Just like that, Samsung kind of, sort of announced its latest and truest 9-series Exynos processor, the 9810. We say truest, as the 8895 in the Note 8 is still market as 9-series by Samsung, even though it is denoted with an eight at the beginning. Internal code numbers aside, there were plenty of rumors that this new Exynos 9810 will be powering the Galaxy S9 and S9+, but looking at the specs that Samsung listed, we are not so sure about this.

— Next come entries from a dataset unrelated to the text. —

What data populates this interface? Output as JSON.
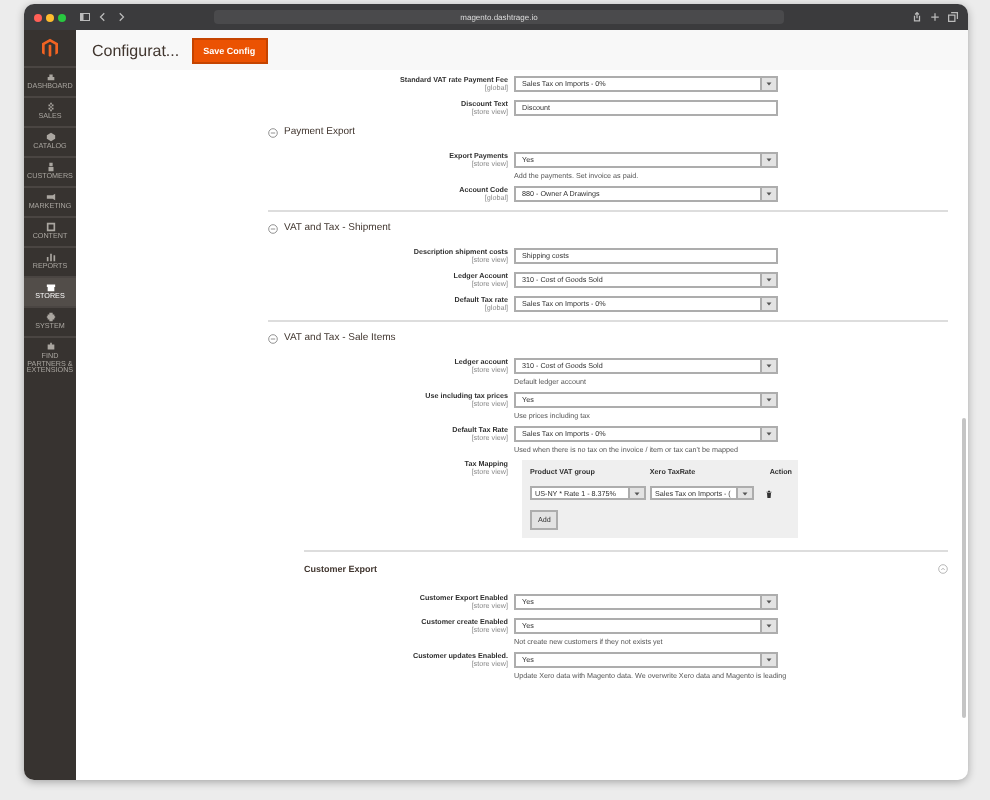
{
  "browser": {
    "url": "magento.dashtrage.io"
  },
  "sidebar": {
    "items": [
      {
        "label": "DASHBOARD",
        "selected": false
      },
      {
        "label": "SALES",
        "selected": false
      },
      {
        "label": "CATALOG",
        "selected": false
      },
      {
        "label": "CUSTOMERS",
        "selected": false
      },
      {
        "label": "MARKETING",
        "selected": false
      },
      {
        "label": "CONTENT",
        "selected": false
      },
      {
        "label": "REPORTS",
        "selected": false
      },
      {
        "label": "STORES",
        "selected": true
      },
      {
        "label": "SYSTEM",
        "selected": false
      },
      {
        "label": "FIND PARTNERS & EXTENSIONS",
        "selected": false
      }
    ]
  },
  "page": {
    "title": "Configurat...",
    "save_button": "Save Config"
  },
  "blocks": [
    {
      "kind": "fields",
      "fields": [
        {
          "kind": "select",
          "label": "Standard VAT rate Payment Fee",
          "scope": "[global]",
          "value": "Sales Tax on Imports - 0%"
        },
        {
          "kind": "input",
          "label": "Discount Text",
          "scope": "[store view]",
          "value": "Discount"
        }
      ]
    },
    {
      "kind": "section",
      "title": "Payment Export",
      "expanded": true,
      "fields": [
        {
          "kind": "select",
          "label": "Export Payments",
          "scope": "[store view]",
          "value": "Yes",
          "note": "Add the payments. Set invoice as paid."
        },
        {
          "kind": "select",
          "label": "Account Code",
          "scope": "[global]",
          "value": "880 - Owner A Drawings"
        }
      ]
    },
    {
      "kind": "section",
      "title": "VAT and Tax - Shipment",
      "expanded": true,
      "fields": [
        {
          "kind": "input",
          "label": "Description shipment costs",
          "scope": "[store view]",
          "value": "Shipping costs"
        },
        {
          "kind": "select",
          "label": "Ledger Account",
          "scope": "[store view]",
          "value": "310 - Cost of Goods Sold"
        },
        {
          "kind": "select",
          "label": "Default Tax rate",
          "scope": "[global]",
          "value": "Sales Tax on Imports - 0%"
        }
      ]
    },
    {
      "kind": "section",
      "title": "VAT and Tax - Sale Items",
      "expanded": true,
      "fields": [
        {
          "kind": "select",
          "label": "Ledger account",
          "scope": "[store view]",
          "value": "310 - Cost of Goods Sold",
          "note": "Default ledger account"
        },
        {
          "kind": "select",
          "label": "Use including tax prices",
          "scope": "[store view]",
          "value": "Yes",
          "note": "Use prices including tax"
        },
        {
          "kind": "select",
          "label": "Default Tax Rate",
          "scope": "[store view]",
          "value": "Sales Tax on Imports - 0%",
          "note": "Used when there is no tax on the invoice / item or tax can't be mapped"
        },
        {
          "kind": "mapping",
          "label": "Tax Mapping",
          "scope": "[store view]",
          "columns": [
            "Product VAT group",
            "Xero TaxRate",
            "Action"
          ],
          "rows": [
            {
              "cells": [
                "US-NY * Rate 1 - 8.375%",
                "Sales Tax on Imports - ("
              ]
            }
          ],
          "add_button": "Add"
        }
      ]
    },
    {
      "kind": "group",
      "title": "Customer Export",
      "expanded": true,
      "fields": [
        {
          "kind": "select",
          "label": "Customer Export Enabled",
          "scope": "[store view]",
          "value": "Yes"
        },
        {
          "kind": "select",
          "label": "Customer create Enabled",
          "scope": "[store view]",
          "value": "Yes",
          "note": "Not create new customers if they not exists yet"
        },
        {
          "kind": "select",
          "label": "Customer updates Enabled.",
          "scope": "[store view]",
          "value": "Yes",
          "note": "Update Xero data with Magento data. We overwrite Xero data and Magento is leading"
        }
      ]
    }
  ]
}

Galaxy S9 was that it will be a 7nm affair in the case of Snapdragon 845 for the US, and an 8nm in the case of the Exynos models. That's not what the 9810 is offering right now, but its actual point seems to be adding value in other ways.First off, the 9810 is still done with the 10nm production node, albeit with the second generation process that is usually more refined and offers higher performance with a lower power draw. The tale of the tape about the chipset in the
For instance, Samsung lists it as having "3rd-generation custom CPU cores, upgraded GPU, and gigabit LTE modem with industry-first 6CA support." Now, what would that more powerful graphics subsystem be, remains to be heard, but the 6CA (carrier aggregation) modem was already announced by Samsung back in the summer, and at the time it promised to fold it into its next-gen mobile chipset, apparently what it is doing now with the 9810. The Exynos 8895 in the Note 8 has a 5CA modem and 1Gbps peak download speeds, while the 6CA modem in the 9810 promises 1.2Gbps, and more stable downloads, getting Samsung "ready for the upcoming 5G era.".
At the time, Samsung hinted that the "mobile processor adopting the new Cat.18 6CA-supported LTE modem technology is expected to be in mass production by the end of this year," and the announcement of Exynos 9810 seems to fit this timeframe. Now, it remains to be seen if there will be another 9810, made with an 8nm production node, but if the Galaxy S9 is supposed to arrive earlier than usual, and is going into mass production next month, we wouldn't be surprised to see it land with the 7nm Snapdragon 845 in the US, and the 10nm second-gen Exynos 9810 for the rest of the world. The average user most likely won't be able to tell a difference anyway, so we can't wait for the first Exynos 9810 scores to start hitting the benchmark databases.